Almost everyone in the English-speaking world can say that they have heard the phrase “never judge a book by its cover” at one point or another. But looking through the history of book covers and the art of book design, this phrase falls short and renders itself as false.
For hundreds of years, the book cover’s sole purpose was to serve as a protective device for pages that were usually handwritten and to keep the pages together through binding them. That being said, historically, the aforementioned binding was meant to display the inherent culture of the culture in which the book inside was written, and they were not meant to serve as a means with which to market the written content inside the binding, but were usually made of leather and various prints or engraving meant on the leather, in order to portray the culture of the written work inside. In addition, usually the book binding itself did not include any written text.
A shift in book cover techniques and production occurred between 1837 and 1852, when processes such as multi-color lithography and half-tone illustrations came to the forefront of the book design and publishing industry. This, thus, created the first catalyst for the significant change of book design, shifting the focus from mere drawings and engravings on the cover, to writing the name of the written material and its authors; a shift from putting the culture/country at the forefront of human consumption, to shifting the focus to the author and his or her work. This shift is greatly attributed to the Enlightenment era, as well as the French and American revolutions, that put the human being (rather than God or the government) as the mere focus of society.

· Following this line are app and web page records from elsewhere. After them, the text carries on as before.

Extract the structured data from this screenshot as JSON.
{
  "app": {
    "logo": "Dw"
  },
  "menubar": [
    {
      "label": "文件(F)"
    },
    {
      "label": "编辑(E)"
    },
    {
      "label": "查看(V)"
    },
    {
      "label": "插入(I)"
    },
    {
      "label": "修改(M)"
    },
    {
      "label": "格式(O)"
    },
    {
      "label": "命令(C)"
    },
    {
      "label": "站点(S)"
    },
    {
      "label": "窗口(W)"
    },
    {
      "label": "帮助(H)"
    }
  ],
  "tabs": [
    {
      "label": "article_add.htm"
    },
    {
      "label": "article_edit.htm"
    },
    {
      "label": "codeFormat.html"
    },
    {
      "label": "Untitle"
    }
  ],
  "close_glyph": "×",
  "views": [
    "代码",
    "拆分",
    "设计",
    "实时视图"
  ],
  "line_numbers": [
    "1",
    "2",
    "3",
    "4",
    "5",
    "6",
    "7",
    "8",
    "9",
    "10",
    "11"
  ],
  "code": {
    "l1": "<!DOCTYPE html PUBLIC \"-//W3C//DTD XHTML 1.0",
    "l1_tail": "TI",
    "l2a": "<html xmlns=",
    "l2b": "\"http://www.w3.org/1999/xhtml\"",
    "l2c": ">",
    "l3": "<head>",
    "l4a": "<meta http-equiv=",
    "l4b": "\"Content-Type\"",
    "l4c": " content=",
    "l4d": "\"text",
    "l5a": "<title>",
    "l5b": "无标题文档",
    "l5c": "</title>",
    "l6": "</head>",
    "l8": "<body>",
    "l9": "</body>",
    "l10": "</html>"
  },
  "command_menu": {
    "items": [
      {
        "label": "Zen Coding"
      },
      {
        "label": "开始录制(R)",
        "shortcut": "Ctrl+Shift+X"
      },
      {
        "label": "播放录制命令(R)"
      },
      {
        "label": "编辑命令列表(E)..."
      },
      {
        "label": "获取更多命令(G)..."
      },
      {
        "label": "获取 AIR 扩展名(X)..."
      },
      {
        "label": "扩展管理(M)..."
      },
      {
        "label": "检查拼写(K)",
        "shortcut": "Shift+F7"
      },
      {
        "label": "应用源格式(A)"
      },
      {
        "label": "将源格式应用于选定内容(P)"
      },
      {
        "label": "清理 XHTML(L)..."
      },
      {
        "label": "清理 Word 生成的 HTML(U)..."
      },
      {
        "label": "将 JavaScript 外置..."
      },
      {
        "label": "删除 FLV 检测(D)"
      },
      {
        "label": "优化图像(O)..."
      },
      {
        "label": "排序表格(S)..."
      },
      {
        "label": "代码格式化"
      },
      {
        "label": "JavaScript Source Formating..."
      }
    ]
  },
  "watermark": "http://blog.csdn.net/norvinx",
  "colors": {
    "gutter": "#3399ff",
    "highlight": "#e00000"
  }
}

Nowadays, the cover design of a book is the fulcrum of book consumption, even more than the content. In addition to reading the book, people are interested in keeping it in their library, and the design of the book vehemently affects the reading experience. Moreover, the superfluous amount of book publishers, enhanced by capitalism and the consumption era, leads readers who want to purchase a specific book, which was published by many publishing houses, to pick the one with the cover that they render as most beautiful. From Vanessa Bell to Jan Tischold and Arvin Lustig, book covers served as imminent parts of the book as a whole, and attracted readers to both pick it among various others, and to give them a visual, artistic sense of what the book is going to be about.
At Dan Alexander and Co, we place a huge emphasis as much on the design of a book than on its content. We designed the cover of the book “Dualitas”, which is an artbook, and the cover design serves as another artwork that is a container of the artistic works presented in the book itself. Furthermore, our acclaimed, award-winning book “On the Hummus route”, engraved in gold with the word “Hummus” in three languages (English, Arabic, and Hebrew) already serves a political message of peace and diversity. In addition, the slogan about people and places that is embellishing the cover of the book, obfuscates the boundaries of the genre of the book, letting the reader open it, and engulf in the adventure of finding out what this book is about and letting it guide him or her through its fascinating journey.